I coach many talented people, and one of the most common challenges I come across is how to be more assertive at work.
It could be that they have the skills but were passed over for promotion, or they are feeling overwhelmed by the workload, and they feel unable to push back.
There are a multitude of reasons why people want to find and exercise some assertiveness within their workplace, and it is well within everyone’s grasp, but you need the right approach.
What is stopping you being assertive
Let’s take a look at why you are not asserting yourself as you might like. For many people, it is the desire to be liked. They assign someone’s adoration, whether that is a leader of the company, a direct line manager or potential client as a route to success.
The challenge with wanting to be liked or being nice all the time is that, while it may make others feel good for a while, it’s based on self-interest.
The problem with being ‘nice’ to be liked is that it is very rarely a true reflection of how you feel and certainly isn’t helping you achieve your goal. This leads to potential lies to avoid rocking the boat or hurting people’s feelings.
So while it may seem like you are trying to help someone and show genuine concern for the interests of the other person by making them feel better, it is yourself you are trying to please.
Good leadership will never succeed by trying to make everyone happy. Some interesting research certainly highlighted the correlation between good leadership and assertiveness.

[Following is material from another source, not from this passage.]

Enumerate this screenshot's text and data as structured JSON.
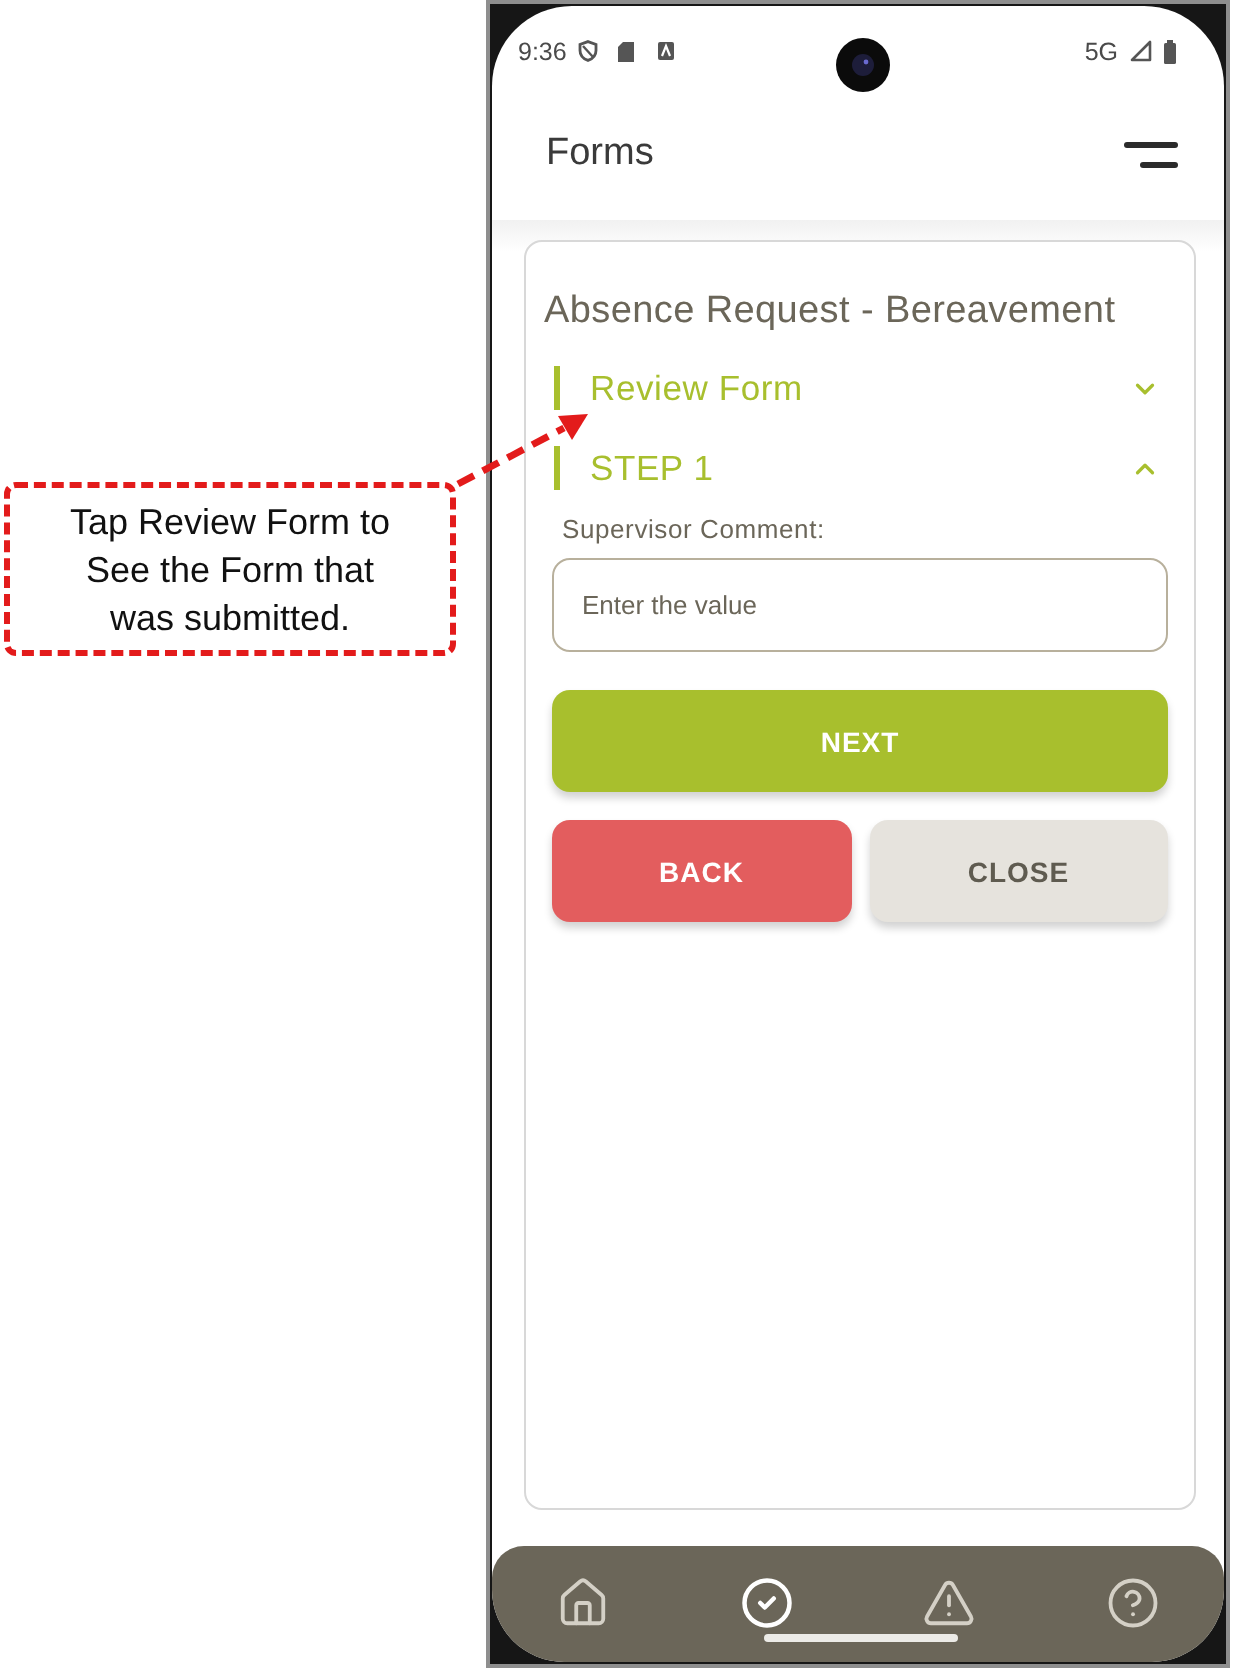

The research highlighted that those leaders who rated highly in good judgement but low on assertiveness only had a 4.2% chance of being a successful leader.
Those that ranked highly for assertiveness but poorly for good judgement were rated as having a 12.5% chance of being an effective leader.
But those who ranked highly for both were thought to have a 71% chance of being a strong leader.
So while it is by no means the silver bullet, it is definitely a key component in the attributes of any successful leader.
How to be more assertive at work
To go from being a people pleaser to all of a sudden, asserting yourself at work is not going to happen overnight. However, there are some practices you can implement to improve continually.
Understanding the difference between aggressive vs assertive
One of the main obstacles passive people have to overcome is the fear that assertiveness is perceived as aggressive behaviour.
There are many clear differences between the two. An aggressive approach is about confrontation and is based on bullying and intimidation. For some people, they’ve always acted this way and have similar, self-centred motivations to the passive individual, their aim personal success with little concern for the individuals involved.
An assertive approach is a more considered approach, taking account of the various aspects of the debate and having the confidence to state the case. It takes strength of character and is especially important when faced with the aggressive individual.
An assertive approach is not about confrontation. It is about having the strength of character and confidence in your contribution to state your case despite what you might fear is the fallout. It is about building your integrity.
Self-confidence is at the crux of most of what we discuss when we are looking at building assertiveness.
The biggest barrier I find in helping people with assertiveness is a severe lack of self-confidence. This low self-worth is what drives the necessity to receive positive feedback from being nice. It is what prevents individuals from speaking up in meetings and accepting the situation based on other people’s assertions.
This lack of confidence can very often lead to anxiety, stress and depression.
There are no easy answers to becoming a confident individual. However, recognising your successes, even small achievements, can start to build a positive base from which to build.
One thing I tend to suggest is noting down daily successes, either at work on at home. No more than three but the aim is to start to build a positive picture of yourself in your mind. Everyone experiences successes, but those that lack confidence only remember the failures.
Pressure can affect any attempt you make to improve your assertiveness. When you face a challenging situation, perhaps with an aggressive colleague, or you have to go up against a more senior colleague, it can make you mix up your words or revert to type, to save face.
As you will hear in our Agile Speaker series, the secret to excellent communication is preparation. When you know you are going to have to face up to your own demons and battle with the compulsion to revert to telling people what they want to hear, it will help you to be prepared.
Set out a plan of what you want to say and how you want to say it. Make sure you know what your end goal is.
Also, make sure you have looked into the detail of whichever side of the debate you are on. Putting forward good, well thought through proposals will only strengthen your confidence and earn the respect you need.
It might help to play out the scenario with a friend or colleague. Talking out loud can give you the confidence once you have heard the discussion play out. Also, try and use ‘I’ rather than ‘you’. It avoids pushing the problem onto the person you are talking to.
Honesty is a common thread throughout this article. To be truly assertive, you need to be honest with yourself first and foremost. Then you need to be honest with your colleague.
Sometimes honesty is incredibly difficult, but it is always the best policy. Trying to second guess what the person on the other side of the table wants to hear leads to indecision, a lack of clarity and confusion which severely impacts on assertiveness.
The first time you try this, it will be tough. However, for many, it will be a liberating experience. You will finally get a chance to be true to your own beliefs instead of seeking the approval of others. Then, just as with so many more things in life, the more you do it, the easier it becomes until it is second nature.
There is no easy fix for solving the problem of how to improve your assertiveness at work. However, start with recognising your value and gaining some level of self-worth. Add to that some preparation and confidence, and you will start to see a real change in your approach, as will others around the office.